Ha. I am hoping to stay in the country post graduation on an H1-B.Must admit it does hurt a bit to be called a poorly educated, ill-informed sinner. 🙂
.I favor that description over being characterized as a “low energy” guy which is, apparently, fatal.OTOH, I have not really cared what anyone else thinks about me for a substantially long time.JLMwww.themusingsofthebigredca…
Hmm. Me too. Done it 10 times. You set them up & they learn & the good ones are productive in 1 week. It pays back. Of course , we’ve had a couple of bad ones, and they are a drain or neutral. But you take action. They allow you to let them go if it doesn’t work out.
In our case, the co-op program is for both- company and students. It’s not a museum visit or extended field trip. The vast majority work out well 90%+.Maybe for this high school program, it’s more about the kids than the company, but still- if they don’t contribute to real work, how good is that experience?
The program is beneficial to not only the students, but also the developer managing the student and the company. For the company, you have an opportunity to develop your employees and retain your employees. It’s the perfect chance to groom junior developers for management roles, improve technical skills by teaching students, and invest employees. Millenials love working at socially minded companies. 🙂 Students get mentors, skills, and experience.
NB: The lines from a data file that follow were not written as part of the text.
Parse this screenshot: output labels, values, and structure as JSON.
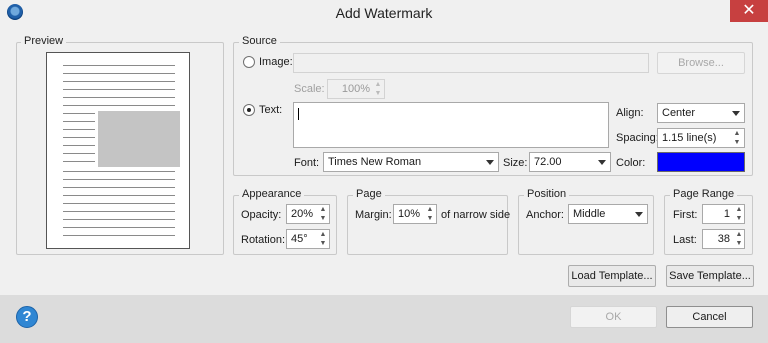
{
  "window": {
    "title": "Add Watermark",
    "close_glyph": "✕"
  },
  "preview": {
    "label": "Preview"
  },
  "source": {
    "label": "Source",
    "image_label": "Image:",
    "image_path": "",
    "browse_label": "Browse...",
    "scale_label": "Scale:",
    "scale_value": "100%",
    "text_label": "Text:",
    "text_value": "",
    "align_label": "Align:",
    "align_value": "Center",
    "spacing_label": "Spacing:",
    "spacing_value": "1.15  line(s)",
    "font_label": "Font:",
    "font_value": "Times New Roman",
    "size_label": "Size:",
    "size_value": "72.00",
    "color_label": "Color:",
    "color_value": "#0000ff"
  },
  "appearance": {
    "label": "Appearance",
    "opacity_label": "Opacity:",
    "opacity_value": "20%",
    "rotation_label": "Rotation:",
    "rotation_value": "45°"
  },
  "page": {
    "label": "Page",
    "margin_label": "Margin:",
    "margin_value": "10%",
    "margin_suffix": "of narrow side"
  },
  "position": {
    "label": "Position",
    "anchor_label": "Anchor:",
    "anchor_value": "Middle"
  },
  "page_range": {
    "label": "Page Range",
    "first_label": "First:",
    "first_value": "1",
    "last_label": "Last:",
    "last_value": "38"
  },
  "buttons": {
    "load_template": "Load Template...",
    "save_template": "Save Template...",
    "ok": "OK",
    "cancel": "Cancel",
    "help_glyph": "?"
  },
  "icons": {
    "app": "watermark-app-icon",
    "close": "close-icon",
    "help": "help-icon",
    "dropdown": "chevron-down-icon",
    "spinner": "spinner-arrows-icon"
  }
}
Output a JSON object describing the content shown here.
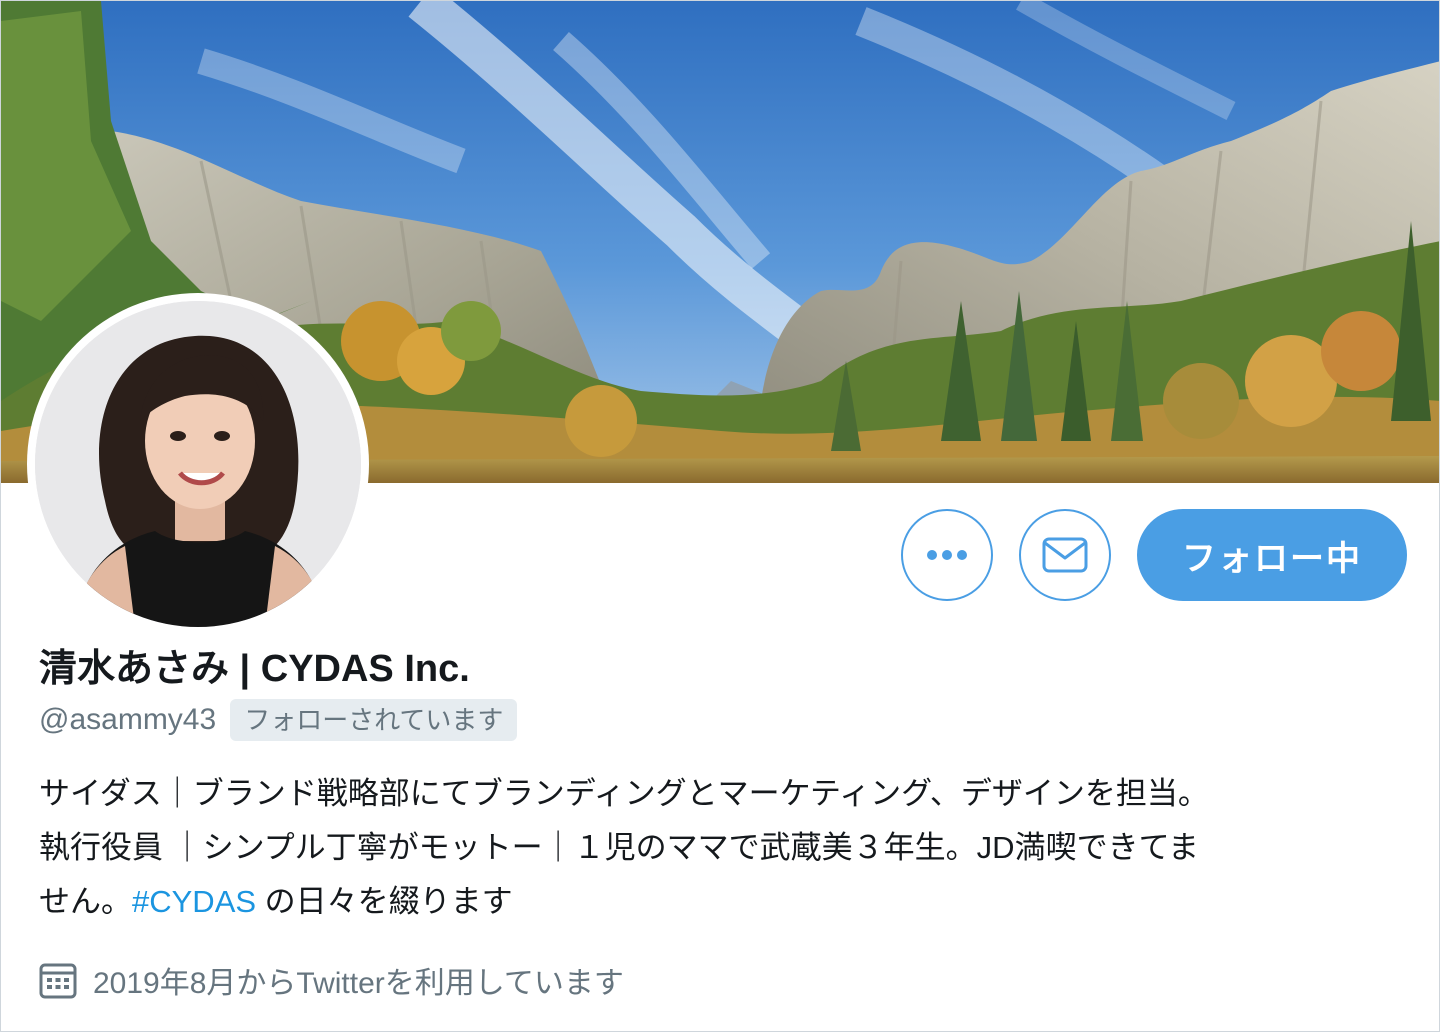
{
  "profile": {
    "display_name": "清水あさみ | CYDAS Inc.",
    "handle": "@asammy43",
    "follows_you_badge": "フォローされています",
    "bio": {
      "line1": "サイダス｜ブランド戦略部にてブランディングとマーケティング、デザインを担当。",
      "line2": "執行役員 ｜シンプル丁寧がモットー｜１児のママで武蔵美３年生。JD満喫できてま",
      "line3_before": "せん。",
      "hashtag": "#CYDAS",
      "line3_after": " の日々を綴ります"
    },
    "joined_text": "2019年8月からTwitterを利用しています"
  },
  "actions": {
    "follow_label": "フォロー中",
    "more_icon": "more-horizontal-icon",
    "message_icon": "envelope-icon"
  },
  "colors": {
    "accent": "#4a9ee4",
    "hashtag": "#1b95e0",
    "secondary_text": "#66757f",
    "badge_bg": "#e6ecf0"
  }
}
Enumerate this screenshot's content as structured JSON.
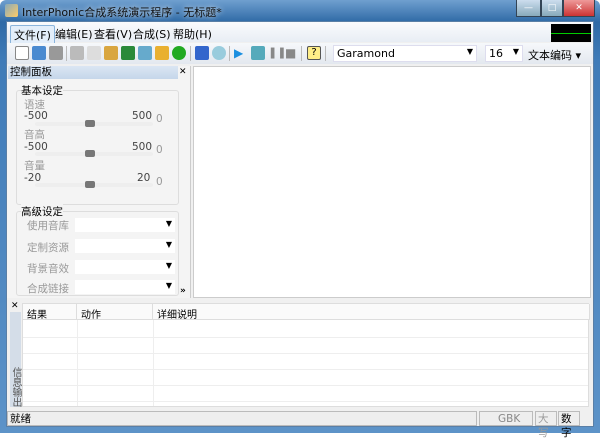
{
  "window": {
    "title": "InterPhonic合成系统演示程序 - 无标题*",
    "min": "—",
    "max": "□",
    "close": "✕"
  },
  "menu": [
    {
      "label": "文件(F)"
    },
    {
      "label": "编辑(E)"
    },
    {
      "label": "查看(V)"
    },
    {
      "label": "合成(S)"
    },
    {
      "label": "帮助(H)"
    }
  ],
  "toolbar": {
    "font": "Garamond",
    "size": "16",
    "encoding": "文本编码 ▾"
  },
  "panel": {
    "title": "控制面板",
    "basic": "基本设定",
    "sliders": [
      {
        "label": "语速",
        "min": "-500",
        "max": "500",
        "value": "0"
      },
      {
        "label": "音高",
        "min": "-500",
        "max": "500",
        "value": "0"
      },
      {
        "label": "音量",
        "min": "-20",
        "max": "20",
        "value": "0"
      }
    ],
    "advanced": "高级设定",
    "selects": [
      {
        "label": "使用音库"
      },
      {
        "label": "定制资源"
      },
      {
        "label": "背景音效"
      },
      {
        "label": "合成链接"
      }
    ]
  },
  "output": {
    "tab": "信息输出",
    "columns": [
      "结果",
      "动作",
      "详细说明"
    ]
  },
  "status": {
    "text": "就绪",
    "encoding": "GBK",
    "caps": "大写",
    "num": "数字"
  }
}
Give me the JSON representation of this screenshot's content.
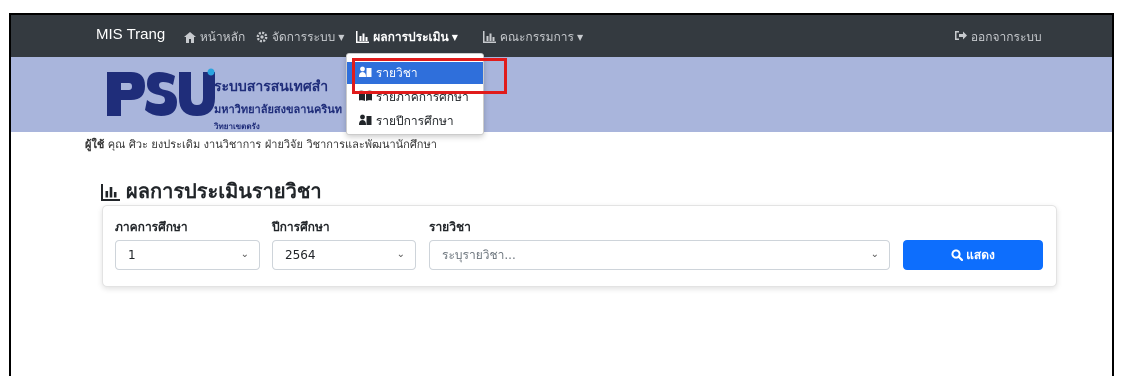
{
  "navbar": {
    "brand": "MIS Trang",
    "items": [
      {
        "label": "หน้าหลัก",
        "icon": "home-icon",
        "caret": false
      },
      {
        "label": "จัดการระบบ",
        "icon": "gear-icon",
        "caret": true
      },
      {
        "label": "ผลการประเมิน",
        "icon": "chart-icon",
        "caret": true,
        "active": true
      },
      {
        "label": "คณะกรรมการ",
        "icon": "chart-icon",
        "caret": true
      }
    ],
    "logout": "ออกจากระบบ"
  },
  "banner": {
    "logo_letters": "PSU",
    "line1": "ระบบสารสนเทศสำ",
    "line2": "มหาวิทยาลัยสงขลานครินท",
    "line3": "วิทยาเขตตรัง"
  },
  "dropdown": {
    "items": [
      {
        "label": "รายวิชา",
        "icon": "user-book-icon",
        "active": true
      },
      {
        "label": "รายภาคการศึกษา",
        "icon": "book-icon",
        "active": false
      },
      {
        "label": "รายปีการศึกษา",
        "icon": "user-book-icon",
        "active": false
      }
    ]
  },
  "user": {
    "prefix": "ผู้ใช้",
    "text": "คุณ ศิวะ ยงประเดิม งานวิชาการ ฝ่ายวิจัย วิชาการและพัฒนานักศึกษา"
  },
  "page": {
    "title": "ผลการประเมินรายวิชา"
  },
  "form": {
    "semester_label": "ภาคการศึกษา",
    "semester_value": "1",
    "year_label": "ปีการศึกษา",
    "year_value": "2564",
    "course_label": "รายวิชา",
    "course_placeholder": "ระบุรายวิชา...",
    "show_button": "แสดง"
  },
  "colors": {
    "navbar_bg": "#343a40",
    "banner_bg": "#a9b5dc",
    "accent": "#0d6efd",
    "highlight": "#e01b1b"
  }
}
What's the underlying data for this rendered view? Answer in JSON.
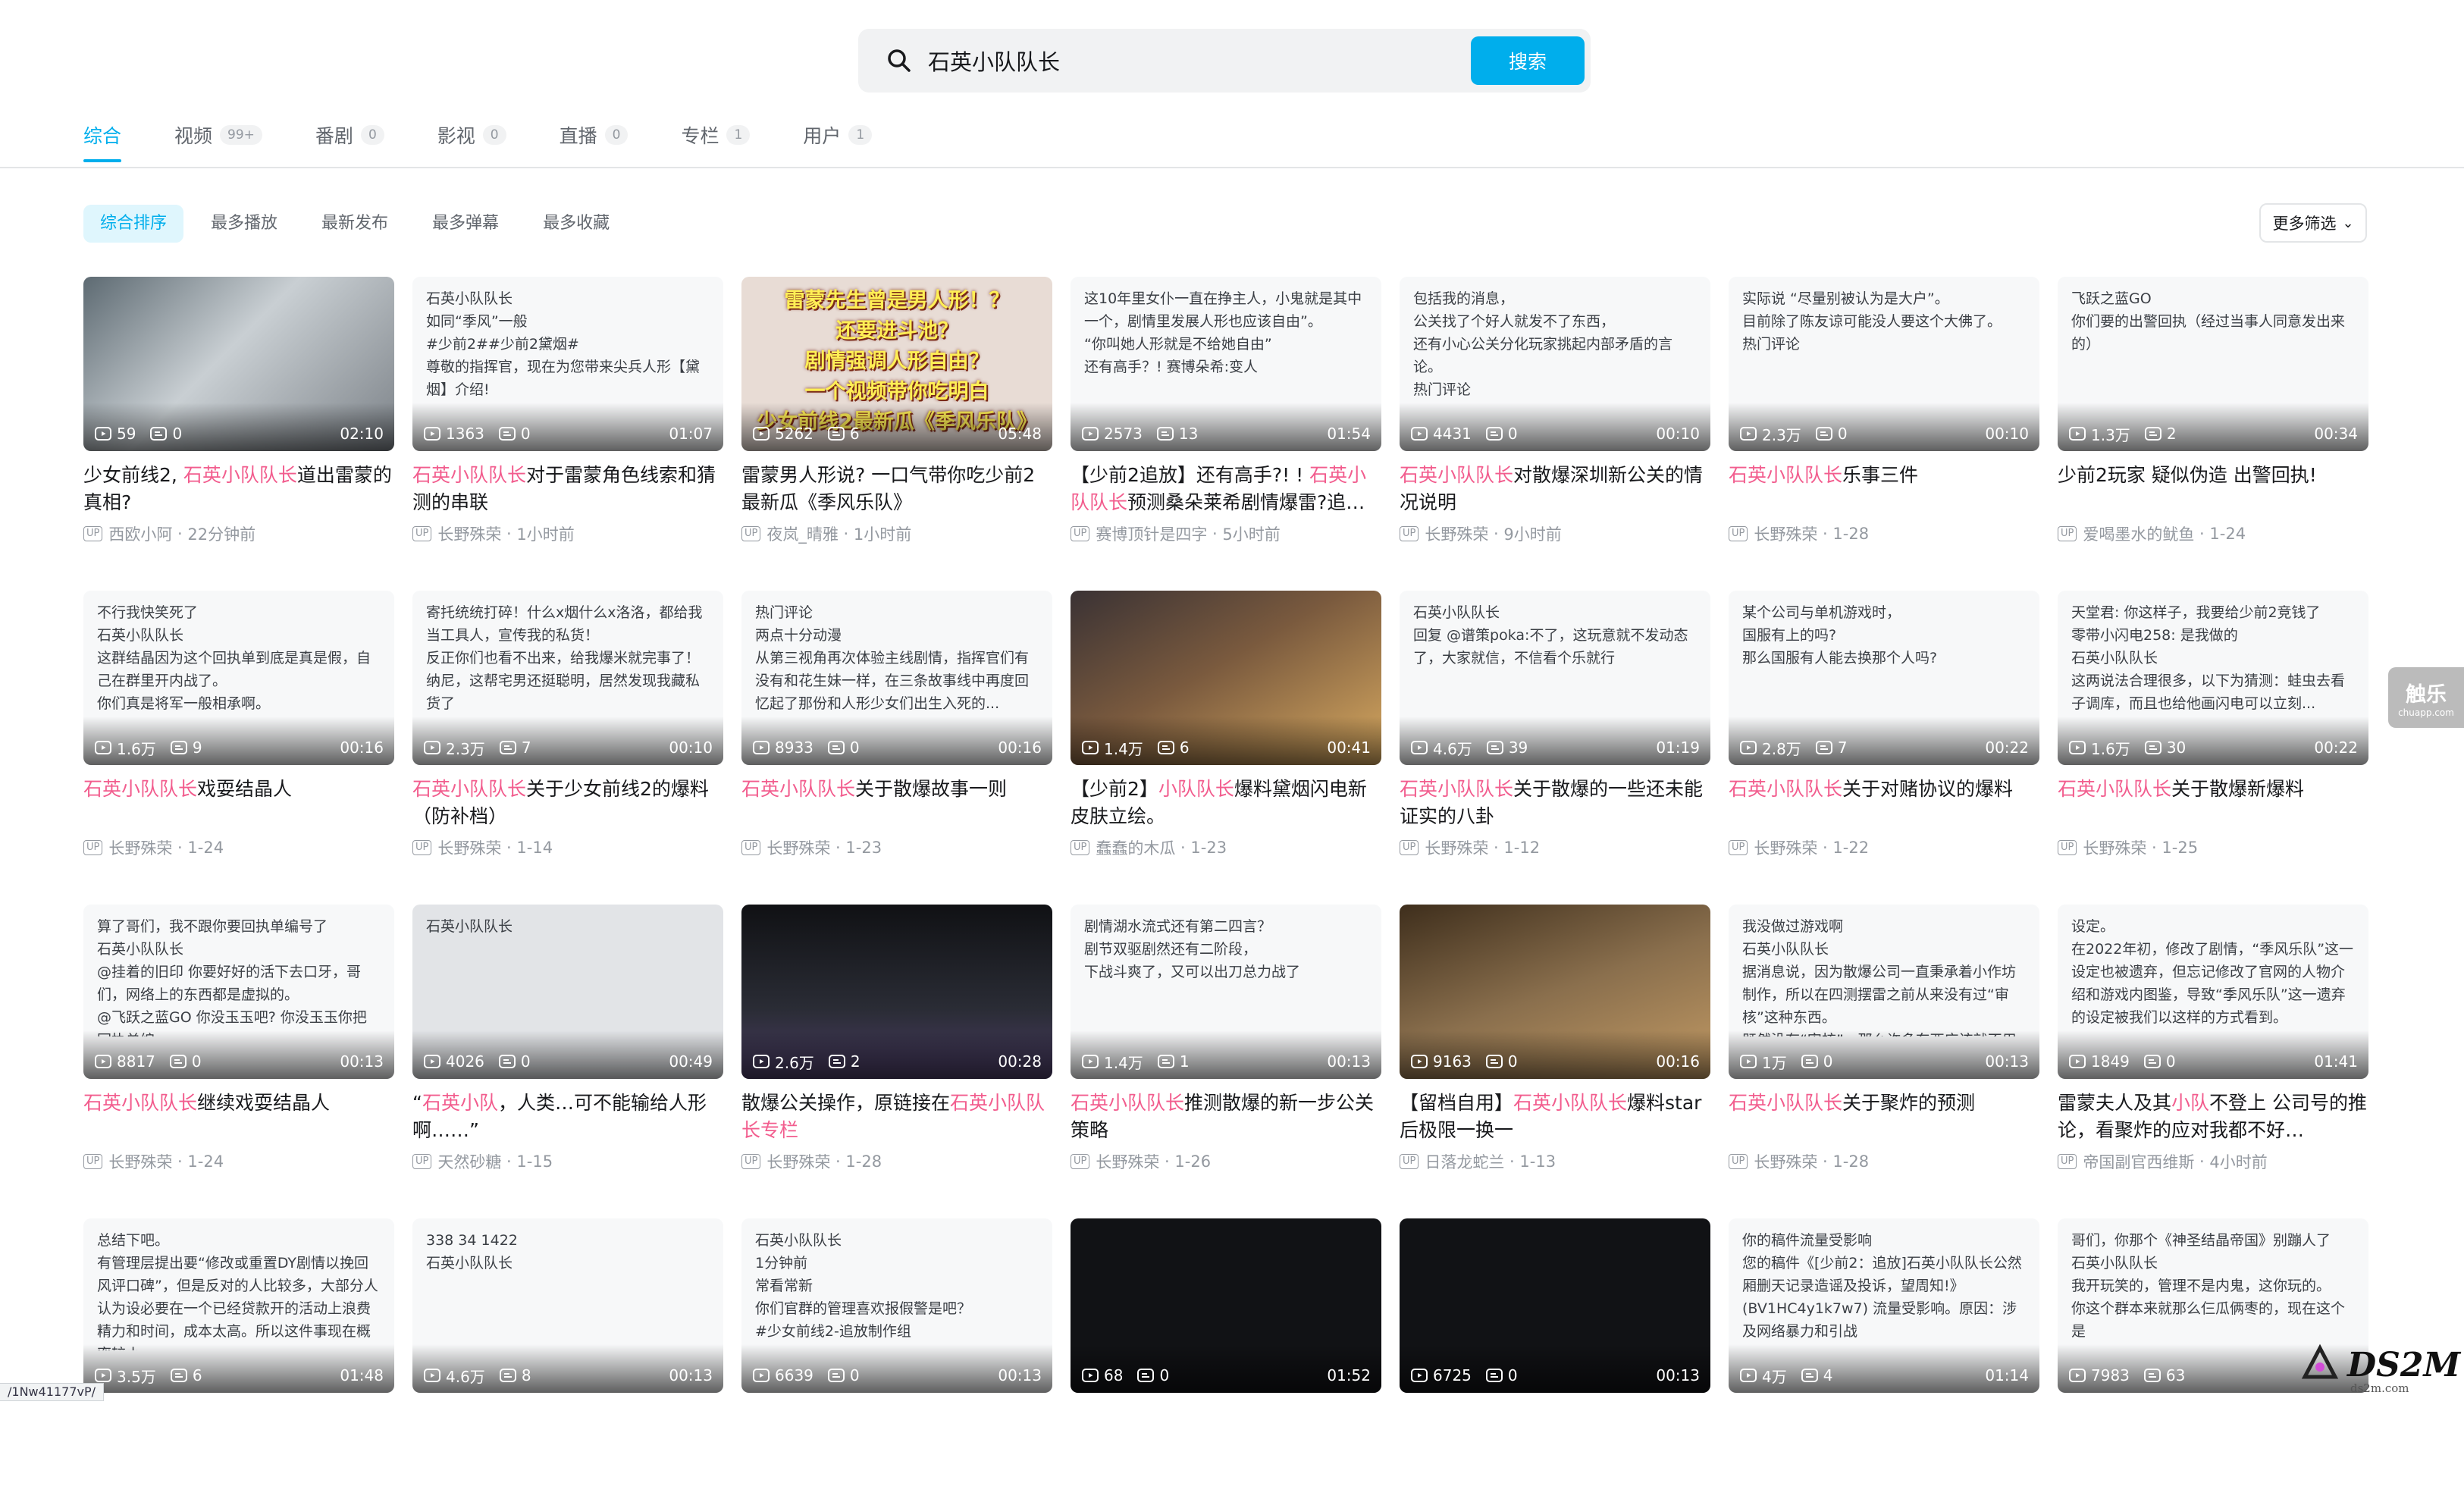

Win-win-win!
See my comment below.
Full disclosure: I work at ScriptEd as a program manager with our incredibly dedicated volunteers and students! It is definitely a long-term investment in the tech talent pipeline, but companies get to position themselves among other socially-minded companies that value diversity.
Love the program. Agree with everything you say. Cranky old man alert: Millennials need to figure out who is signing the front of the check and who is signing the back. See my comment below.
You know I am going to strongly take the con. First I believe in at least a three month internship. Second, I believe in paying at least $15/hr. Third, if somebody is not working out, now is the time to find it an have each party assess why.I’ll give you a concrete example. I remember one class where we had three interns. Bob ended up working full time two years later, Ryan ended up taking a job at Morgan Stanley and has done great. Kevin did not work out. He liked spending time at the beach and screwing off more than he liked working with us. He asked us for a letter of recommendation. Jim told him he would have fired him except that I said he only has four more weeks left. It was a giant wake up call. To his credit he came back in and thanked us for the feedback.This is the HUGE problem I have with everybody is successful, everybody is smart, everybody gets a trophy. Find out when the consequences are minimal. Don’t put that internship on your resume. Its much better than explaining why you got fired from a full time job.
Obviously, I agree with you, more than you agree with yourself.